In chapter six, Heathcliff details Edgar while having mild skin and fair hair, whereas inside the same part it is stated that Heathcliff has darker hair and dark pores and skin. This make use of binary opposites suggests to the reader already, that Heathcliff and Edgar are total opposites, as a result of their main.
This use of Binary opposites and symbolism is also applied to where Heathcliff and Edgar live, Edgar living in Thrushcross Grange, the light, large residence, and Heathcliff living in the dark, gloomy and menacing house of Wuthering Heights.
This imagery in the two properties reflects the characters in the two males. Language is likewise used properly and in abundance by Bronte to illustrate the two heroes differences. Bronte uses different Lexical fields pertaining to heaven and heck to not only show the distinction in persona between Heathcliff and Edgar, but to suggest that one is good and is evil.
For example Heathcliff is continually being identified as or being referred to with the aid of words which relate to terrible. His your-eyes described as ‘devils spies’ and ‘ dark fiends’ simply by Nelly, and coupled with his appearance penalized dark skinned and haired, he is carefully associated with the satan, who symbolizes evil. Edgar on the other hand, is described having a lexical field of a even more heavenly character. His your-eyes referred to as becoming little Angels and his features are continually called perfect little angels and soft, which suggests he’s similar to an angel, which is of course great. By using contrasting lexical fields for each personality, Bronte uses selective terminology to claim that these two are opposites, but are Good and Evil.
Heathcliff is, when being discussed of, surrounded by sinister appearing words which aren’t necessarily talking about his character explicitly, but they aid to create a dark and scary atmosphere around his figure. An example of this is certainly in chapter seven wherever Nelly is usually talking about Heathcliff she uses words just like ‘lurk’ and ‘vicious’ and this is what makes this darker atmosphere. Bronte does the same with Edgar, as when he is usually talking or being brought up, words including ‘gently’ and ‘beautiful’ are used and this really helps to project a calm and soft atmosphere about Edgar, which is completely different for the atmosphere Heathcliff carries with him, and so increases the contrast that the target audience sees between Heathcliff and Edgar.
Catherine brings the attention to the contrast involving the two in chapter on the lookout for where she says ‘(Heathcliff’s soul) and Linton’s is as diverse as a moonbeam from super, or frost from fire’ This use of binary opposites again suggests with the use of the text fire and lightning that Heathcliff is definitely violent and harmful and burns, which will again affiliates him with hell, plus the use of Ice and moonbeam to describe Edgars soul to suggest he can soft, light, cool and calm reinforces the previously stark compare between the two and once again suggests them not only to be different, but to always be complete opposites.
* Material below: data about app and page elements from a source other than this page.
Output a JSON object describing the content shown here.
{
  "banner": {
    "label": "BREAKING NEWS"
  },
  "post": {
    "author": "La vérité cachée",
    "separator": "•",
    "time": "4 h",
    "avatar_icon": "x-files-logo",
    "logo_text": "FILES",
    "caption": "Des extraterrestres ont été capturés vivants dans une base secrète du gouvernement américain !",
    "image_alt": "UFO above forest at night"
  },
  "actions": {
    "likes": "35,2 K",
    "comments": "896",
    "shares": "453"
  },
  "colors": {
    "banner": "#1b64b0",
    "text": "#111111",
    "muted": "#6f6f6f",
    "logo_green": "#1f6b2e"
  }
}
The fact that to most readers it would be apparent as to which in turn out of either Heathcliff and Edgar is the flames and lightning shows how Bronte have been slotting terms into the text as well as the individual characters, to make the reader relate Heathcliff with hell, and Edgar with Heaven. In summary, Bronte uses particular lexical fields that are binary opposites to each other and applies them to Heathcliff and Linton to exacerbate the contrast found between the two. Bronte likewise uses images of their appearance and living place, paired with continuous subtle language choices to make the audience associate Heathcliff with Hell, and Edgar with Paradise, and this makes us not only see the two as contrasting characters, but bad and good, and at the completely different ends of the spectrum.